3. People have gone to the effort of saying they want to hear from you
In today’s post GDPR world, people who have hit the subscribe button genuinely want to hear from you. With clients that I work with I now regularly see open rates of well over 60% for their email newsletters and campaigns.
Another newsletter that I look forward to reading is Sophie Carefull who I first came across through the Small and Mighty Instagram stories challenge and then went on to work with for my brand photography. Sophie Carefull is a Personal Branding Photographer who always shares thoughtful emails that are relevant for her ideal client, whether that be tips on great photography or how to run a business.
She also shares a couple of freebie photos which are always beautiful and also are a great teaser for potential customers to go to her stock photography shop too.
How do you make your email newsletter relevant?
- Keep it short and sweet – focus on three key messages and be respectful of people’s time. You don’t need to re-invent the wheel – go back and look at which of your blog posts or social media messages have generated the best engagement and focus on re-purposing that!
- Share best practices or industry news – If you have recently had a great project or read about something interesting in your niche then look to share that with your readers, you can link to the article if its written by someone else, or provide your own thoughts.
- Tell your reader when they will hear from you again. This is the easiest advice to hand out and the hardest to stick to. Where possible try to be regular and try to stick to a consistent schedule. If you know that a weekly newsletter is out of the question, plan to send out a monthly or even a quarterly one so that your readers will know when they will hear from you again.
- Make it easy to take action – Add in a Call to Action and links to your website or offers. Many of the email platforms make it easy to do this with handy templates. What do you want your reader to do after receiving the newsletter – it may be that you have a special offer you would like them to consider or a longer blog post you would like them to read, be sure to tell them!

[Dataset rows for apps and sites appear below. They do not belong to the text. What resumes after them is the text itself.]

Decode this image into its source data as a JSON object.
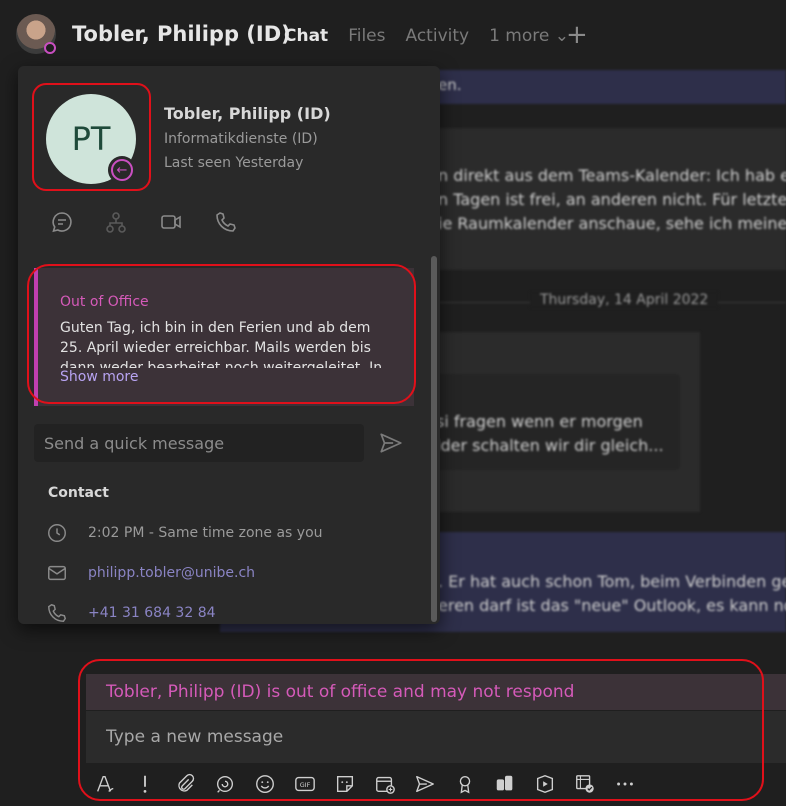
{
  "header": {
    "name": "Tobler, Philipp (ID)",
    "tabs": [
      {
        "label": "Chat",
        "active": true
      },
      {
        "label": "Files",
        "active": false
      },
      {
        "label": "Activity",
        "active": false
      },
      {
        "label": "1 more ⌄",
        "active": false
      }
    ],
    "add_tab_icon": "plus-icon"
  },
  "background_chat": {
    "strip_text": "en.",
    "msg1_lines": [
      "n direkt aus dem Teams-Kalender: Ich hab ein",
      "n Tagen ist frei, an anderen nicht. Für letztere",
      "ie Raumkalender anschaue, sehe ich meine R"
    ],
    "date_separator": "Thursday, 14 April 2022",
    "msg2_lines": [
      "si fragen wenn er morgen",
      "lder schalten wir dir gleich..."
    ],
    "msg3_lines": [
      ". Er hat auch schon Tom, beim Verbinden geh",
      "eren darf ist das \"neue\" Outlook, es kann noc"
    ]
  },
  "profile_card": {
    "initials": "PT",
    "name": "Tobler, Philipp (ID)",
    "department": "Informatikdienste (ID)",
    "last_seen": "Last seen Yesterday",
    "status_color": "#c94fc1",
    "actions": [
      "chat-icon",
      "org-chart-icon",
      "video-call-icon",
      "phone-icon"
    ],
    "out_of_office": {
      "title": "Out of Office",
      "text": "Guten Tag, ich bin in den Ferien und ab dem 25. April wieder erreichbar. Mails werden bis dann weder bearbeitet noch weitergeleitet. In",
      "show_more": "Show more"
    },
    "quick_message_placeholder": "Send a quick message",
    "contact": {
      "title": "Contact",
      "time": "2:02 PM - Same time zone as you",
      "email": "philipp.tobler@unibe.ch",
      "phone": "+41 31 684 32 84"
    }
  },
  "compose": {
    "banner": "Tobler, Philipp (ID) is out of office and may not respond",
    "placeholder": "Type a new message",
    "toolbar_icons": [
      "format-icon",
      "priority-icon",
      "attach-icon",
      "loop-icon",
      "emoji-icon",
      "gif-icon",
      "sticker-icon",
      "schedule-meeting-icon",
      "send-later-icon",
      "praise-icon",
      "app-icon",
      "stream-icon",
      "approvals-icon",
      "more-icon"
    ]
  },
  "colors": {
    "accent_pink": "#d55ab9",
    "link_purple": "#b8a4f2",
    "highlight_red": "#e0101a"
  }
}
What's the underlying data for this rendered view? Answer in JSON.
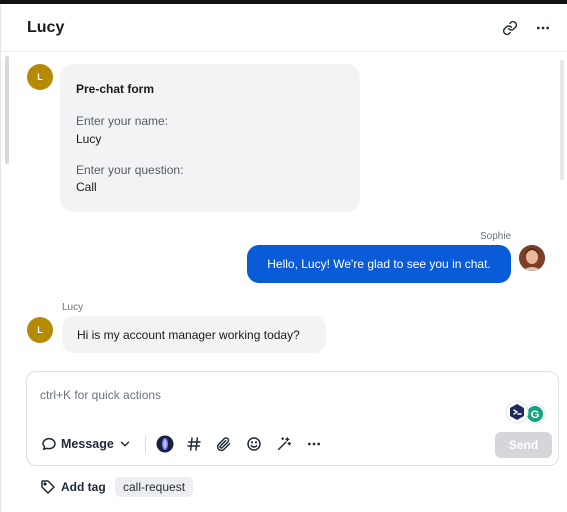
{
  "header": {
    "title": "Lucy",
    "link_icon": "link-icon",
    "more_icon": "more-horizontal-icon"
  },
  "messages": [
    {
      "type": "form",
      "avatar_initial": "L",
      "title": "Pre-chat form",
      "fields": [
        {
          "question": "Enter your name:",
          "answer": "Lucy"
        },
        {
          "question": "Enter your question:",
          "answer": "Call"
        }
      ]
    },
    {
      "type": "outgoing",
      "sender": "Sophie",
      "text": "Hello, Lucy! We're glad to see you in chat."
    },
    {
      "type": "incoming",
      "sender": "Lucy",
      "avatar_initial": "L",
      "text": "Hi is my account manager working today?"
    }
  ],
  "composer": {
    "placeholder": "ctrl+K for quick actions",
    "message_type_label": "Message",
    "send_label": "Send",
    "toolbar_icons": [
      "ai-assistant-icon",
      "hashtag-icon",
      "paperclip-icon",
      "emoji-icon",
      "magic-wand-icon",
      "more-horizontal-icon"
    ]
  },
  "tags": {
    "add_tag_label": "Add tag",
    "items": [
      "call-request"
    ]
  },
  "colors": {
    "accent": "#0a5bd8",
    "avatar_bg": "#b48a06",
    "bubble_in": "#f2f3f5",
    "send_disabled": "#d4d6da"
  }
}
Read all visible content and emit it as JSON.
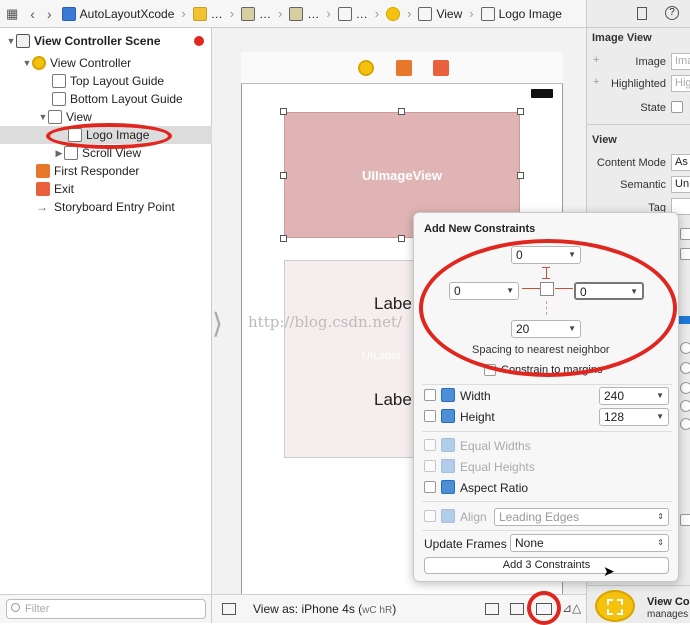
{
  "jumpbar": {
    "items": [
      "AutoLayoutXcode",
      "…",
      "…",
      "…",
      "…",
      "View",
      "Logo Image"
    ]
  },
  "outline": {
    "rows": [
      {
        "label": "View Controller Scene",
        "bold": true
      },
      {
        "label": "View Controller"
      },
      {
        "label": "Top Layout Guide"
      },
      {
        "label": "Bottom Layout Guide"
      },
      {
        "label": "View"
      },
      {
        "label": "Logo Image"
      },
      {
        "label": "Scroll View"
      },
      {
        "label": "First Responder"
      },
      {
        "label": "Exit"
      },
      {
        "label": "Storyboard Entry Point"
      }
    ],
    "filter_placeholder": "Filter"
  },
  "canvas": {
    "imageview_label": "UIImageView",
    "label1": "Label",
    "label2": "Label",
    "label_faint": "UILabel",
    "watermark": "http://blog.csdn.net/"
  },
  "bottombar": {
    "view_as": "View as: iPhone 4s (",
    "size_class": "wC hR",
    "close_paren": ")"
  },
  "inspector": {
    "section_image_view": "Image View",
    "image_label": "Image",
    "image_placeholder": "Image",
    "highlighted_label": "Highlighted",
    "highlighted_placeholder": "Highl",
    "state_label": "State",
    "section_view": "View",
    "content_mode_label": "Content Mode",
    "content_mode_value": "As",
    "semantic_label": "Semantic",
    "semantic_value": "Un",
    "tag_label": "Tag",
    "bottom_title": "View Co",
    "bottom_sub": "manages"
  },
  "popover": {
    "title": "Add New Constraints",
    "top_value": "0",
    "left_value": "0",
    "right_value": "0",
    "bottom_value": "20",
    "spacing_caption": "Spacing to nearest neighbor",
    "constrain_margins": "Constrain to margins",
    "width_label": "Width",
    "width_value": "240",
    "height_label": "Height",
    "height_value": "128",
    "equal_widths": "Equal Widths",
    "equal_heights": "Equal Heights",
    "aspect_ratio": "Aspect Ratio",
    "align_label": "Align",
    "align_value": "Leading Edges",
    "update_frames_label": "Update Frames",
    "update_frames_value": "None",
    "add_button": "Add 3 Constraints"
  },
  "colors": {
    "annotation_red": "#e0271f",
    "imageview_fill": "#e0b4b4",
    "accent_blue": "#4d8fd6"
  }
}
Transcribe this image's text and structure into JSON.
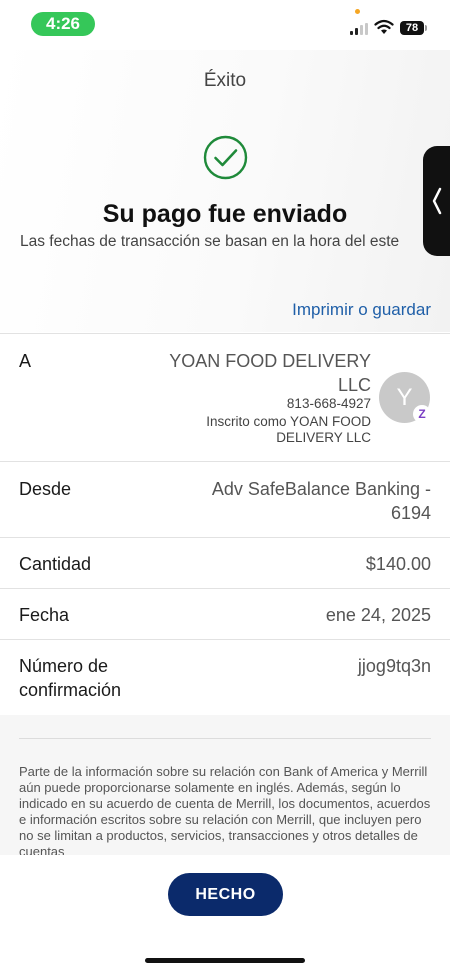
{
  "status_bar": {
    "time": "4:26",
    "battery": "78",
    "accent_color": "#35c759"
  },
  "header": {
    "title": "Éxito",
    "heading": "Su pago fue enviado",
    "subtext": "Las fechas de transacción se basan en la hora del este",
    "print_link": "Imprimir o guardar",
    "link_color": "#1f5fa8"
  },
  "payee": {
    "label": "A",
    "name": "YOAN FOOD DELIVERY LLC",
    "phone": "813-668-4927",
    "enrolled": "Inscrito como YOAN FOOD DELIVERY LLC",
    "avatar_initial": "Y",
    "badge": "Z"
  },
  "details": {
    "from_label": "Desde",
    "from_value": "Adv SafeBalance Banking - 6194",
    "amount_label": "Cantidad",
    "amount_value": "$140.00",
    "date_label": "Fecha",
    "date_value": "ene 24, 2025",
    "confirmation_label": "Número de confirmación",
    "confirmation_value": "jjog9tq3n"
  },
  "disclaimer": "Parte de la información sobre su relación con Bank of America y Merrill aún puede proporcionarse solamente en inglés. Además, según lo indicado en su acuerdo de cuenta de Merrill, los documentos, acuerdos e información escritos sobre su relación con Merrill, que incluyen pero no se limitan a productos, servicios, transacciones y otros detalles de cuentas",
  "footer": {
    "done_label": "HECHO",
    "button_color": "#0b2a6b"
  }
}
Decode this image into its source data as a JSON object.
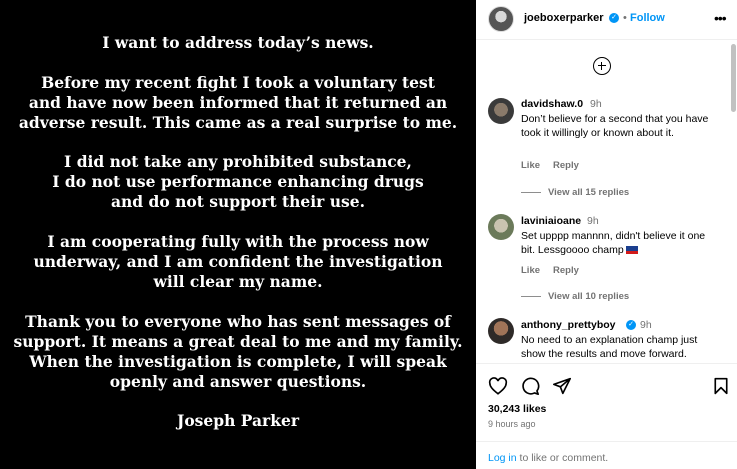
{
  "statement": {
    "lines": [
      "I want to address today’s news.",
      "Before my recent fight I took a voluntary test",
      "and have now been informed that it returned an",
      "adverse result. This came as a real surprise to me.",
      "I did not take any prohibited substance,",
      "I do not use performance enhancing drugs",
      "and do not support their use.",
      "I am cooperating fully with the process now",
      "underway, and I am confident the investigation",
      "will clear my name.",
      "Thank you to everyone who has sent messages of",
      "support. It means a great deal to me and my family.",
      "When the investigation is complete, I will speak",
      "openly and answer questions.",
      "Joseph Parker"
    ]
  },
  "header": {
    "username": "joeboxerparker",
    "separator": "•",
    "follow_label": "Follow",
    "more_icon": "more-horizontal-icon"
  },
  "comments": [
    {
      "username": "davidshaw.0",
      "time": "9h",
      "text": "Don’t believe for a second that you have took it willingly or known about it.",
      "like_label": "Like",
      "reply_label": "Reply",
      "replies_label": "View all 15 replies"
    },
    {
      "username": "laviniaioane",
      "time": "9h",
      "text": "Set upppp mannnn, didn't believe it one bit. Lessgoooo champ",
      "like_label": "Like",
      "reply_label": "Reply",
      "replies_label": "View all 10 replies"
    },
    {
      "username": "anthony_prettyboy",
      "time": "9h",
      "text": "No need to an explanation champ just show the results and move forward."
    }
  ],
  "footer": {
    "likes": "30,243 likes",
    "ago": "9 hours ago",
    "login_link": "Log in",
    "login_rest": " to like or comment."
  },
  "colors": {
    "accent": "#0095f6",
    "muted": "#737373",
    "image_bg": "#000000"
  }
}
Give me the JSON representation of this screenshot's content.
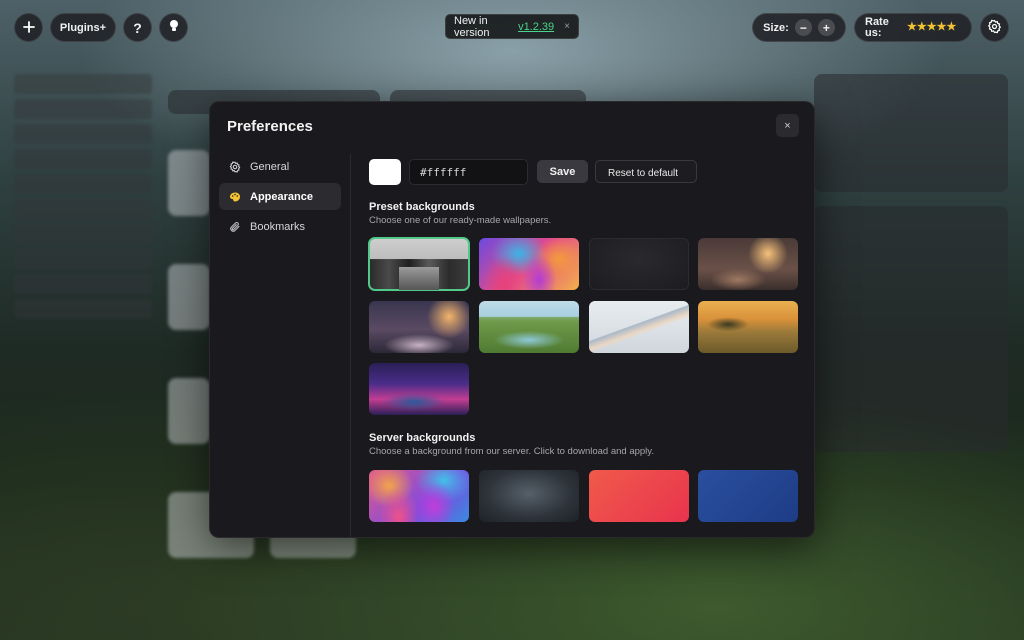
{
  "topbar": {
    "add_icon": "plus-icon",
    "plugins_label": "Plugins+",
    "help_label": "?",
    "tip_icon": "lightbulb-icon",
    "version_prefix": "New in version",
    "version_number": "v1.2.39",
    "version_close": "×",
    "size_label": "Size:",
    "size_minus": "−",
    "size_plus": "+",
    "rate_label": "Rate us:",
    "rate_stars": "★★★★★",
    "settings_icon": "gear-icon"
  },
  "modal": {
    "title": "Preferences",
    "close": "×",
    "nav": [
      {
        "label": "General",
        "icon": "gear-icon"
      },
      {
        "label": "Appearance",
        "icon": "palette-icon",
        "active": true
      },
      {
        "label": "Bookmarks",
        "icon": "paperclip-icon"
      }
    ],
    "color": {
      "value": "#ffffff",
      "swatch": "#ffffff",
      "save_label": "Save",
      "reset_label": "Reset to default"
    },
    "preset": {
      "title": "Preset backgrounds",
      "subtitle": "Choose one of our ready-made wallpapers.",
      "selected_index": 0
    },
    "server": {
      "title": "Server backgrounds",
      "subtitle": "Choose a background from our server. Click to download and apply."
    }
  },
  "colors": {
    "accent_green": "#52c88a",
    "star_yellow": "#f2c233"
  }
}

If you need some help with your newsletters or email marketing, please get in touch. One of my goals this year is to practice what I preach so I will be starting my own email newsletter in Q1. Feel free to subscribe below or drop me an email with any topics you might like me to cover.